“I shared this with my husband because I am not a big fan of the brown liquors. I told him that everything I cook from your website and cookbook are always a hit with our family. I’m happy to report that he said this was amazing!! And so much easier because he didn’t need to make simple syrup. Thanks for adding a new cocktail to the lineup.” – Erica

Classic Mulled Wine

“Made this last night to drink by the campfire, we all loved it! And the house smelled like Christmas, can’t wait to make it again, I have a feeling I’ll be drinking mulled wine all winter long. It feels like such a special treat but is so quick and easy”. – Brooke

Prep note: You probably associate mulled wine with the holidays, but it’s so warm and comforting and perfect for frigid weather.

Bee’s Knees Cocktail

“Luckily had all the ingredients needed! So easy & deliciously yummy. I’m not a huge gin fan but I love lemon & honey, this was a great idea! I’ll be a gin fan now…” – Marissa

Manhattan Cocktail

“Excellent and easy! Perfect for a cold winter evening.” – Caroline

Classic French 75 Cocktail

“Light, fresh and perfect. I added rosemary for garnish. Thank you!” – Brittany

Maple New York Sour

“These are SO delicious, everything I love in a glass. They look so sophisticated, yet so simple to make… Thank you!” – Lynsey

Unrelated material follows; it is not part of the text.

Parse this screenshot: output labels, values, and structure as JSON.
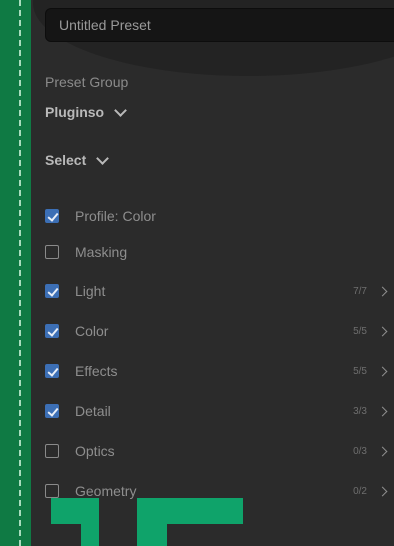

Watch the video: Τα πέντε πιο ιστορικά μπαρ της Αθήνας που αντέχουν ακόμα (December 2021).